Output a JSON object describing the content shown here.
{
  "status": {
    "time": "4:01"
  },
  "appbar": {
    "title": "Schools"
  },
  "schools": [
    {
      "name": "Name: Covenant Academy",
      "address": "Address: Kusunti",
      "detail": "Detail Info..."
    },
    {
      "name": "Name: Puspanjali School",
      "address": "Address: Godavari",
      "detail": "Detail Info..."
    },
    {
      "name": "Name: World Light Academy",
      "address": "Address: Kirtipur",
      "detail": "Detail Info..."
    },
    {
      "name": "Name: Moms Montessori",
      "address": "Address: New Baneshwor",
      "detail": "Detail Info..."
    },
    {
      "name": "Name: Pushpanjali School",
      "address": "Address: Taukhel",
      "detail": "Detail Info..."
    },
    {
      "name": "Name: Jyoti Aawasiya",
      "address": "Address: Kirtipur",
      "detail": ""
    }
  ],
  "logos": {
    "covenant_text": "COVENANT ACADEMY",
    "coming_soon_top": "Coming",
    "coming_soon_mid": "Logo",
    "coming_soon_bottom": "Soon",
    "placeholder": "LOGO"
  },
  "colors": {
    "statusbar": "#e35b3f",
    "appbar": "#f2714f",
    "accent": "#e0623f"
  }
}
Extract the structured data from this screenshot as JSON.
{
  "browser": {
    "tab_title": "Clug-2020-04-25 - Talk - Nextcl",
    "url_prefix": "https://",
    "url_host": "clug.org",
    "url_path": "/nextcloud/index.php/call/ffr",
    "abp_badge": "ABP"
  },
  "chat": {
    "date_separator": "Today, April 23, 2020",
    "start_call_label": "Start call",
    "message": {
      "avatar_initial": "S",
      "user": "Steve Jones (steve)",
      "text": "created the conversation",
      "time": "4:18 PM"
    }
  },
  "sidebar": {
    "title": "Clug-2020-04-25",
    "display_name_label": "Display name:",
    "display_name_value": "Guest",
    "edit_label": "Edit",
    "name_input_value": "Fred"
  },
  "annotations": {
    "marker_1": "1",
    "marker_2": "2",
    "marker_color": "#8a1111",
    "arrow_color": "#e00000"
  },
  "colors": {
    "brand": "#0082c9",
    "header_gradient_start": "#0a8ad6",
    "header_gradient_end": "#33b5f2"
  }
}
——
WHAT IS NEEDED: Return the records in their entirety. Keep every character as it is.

OUTPUT BELOW:
Output a JSON object describing the content shown here.
{
  "status": {
    "time": "4:01"
  },
  "appbar": {
    "title": "Schools"
  },
  "schools": [
    {
      "name": "Name: Covenant Academy",
      "address": "Address: Kusunti",
      "detail": "Detail Info..."
    },
    {
      "name": "Name: Puspanjali School",
      "address": "Address: Godavari",
      "detail": "Detail Info..."
    },
    {
      "name": "Name: World Light Academy",
      "address": "Address: Kirtipur",
      "detail": "Detail Info..."
    },
    {
      "name": "Name: Moms Montessori",
      "address": "Address: New Baneshwor",
      "detail": "Detail Info..."
    },
    {
      "name": "Name: Pushpanjali School",
      "address": "Address: Taukhel",
      "detail": "Detail Info..."
    },
    {
      "name": "Name: Jyoti Aawasiya",
      "address": "Address: Kirtipur",
      "detail": ""
    }
  ],
  "logos": {
    "covenant_text": "COVENANT ACADEMY",
    "coming_soon_top": "Coming",
    "coming_soon_mid": "Logo",
    "coming_soon_bottom": "Soon",
    "placeholder": "LOGO"
  },
  "colors": {
    "statusbar": "#e35b3f",
    "appbar": "#f2714f",
    "accent": "#e0623f"
  }
}
Extract the structured data from this screenshot as JSON.
{
  "browser": {
    "tab_title": "Clug-2020-04-25 - Talk - Nextcl",
    "url_prefix": "https://",
    "url_host": "clug.org",
    "url_path": "/nextcloud/index.php/call/ffr",
    "abp_badge": "ABP"
  },
  "chat": {
    "date_separator": "Today, April 23, 2020",
    "start_call_label": "Start call",
    "message": {
      "avatar_initial": "S",
      "user": "Steve Jones (steve)",
      "text": "created the conversation",
      "time": "4:18 PM"
    }
  },
  "sidebar": {
    "title": "Clug-2020-04-25",
    "display_name_label": "Display name:",
    "display_name_value": "Guest",
    "edit_label": "Edit",
    "name_input_value": "Fred"
  },
  "annotations": {
    "marker_1": "1",
    "marker_2": "2",
    "marker_color": "#8a1111",
    "arrow_color": "#e00000"
  },
  "colors": {
    "brand": "#0082c9",
    "header_gradient_start": "#0a8ad6",
    "header_gradient_end": "#33b5f2"
  }
}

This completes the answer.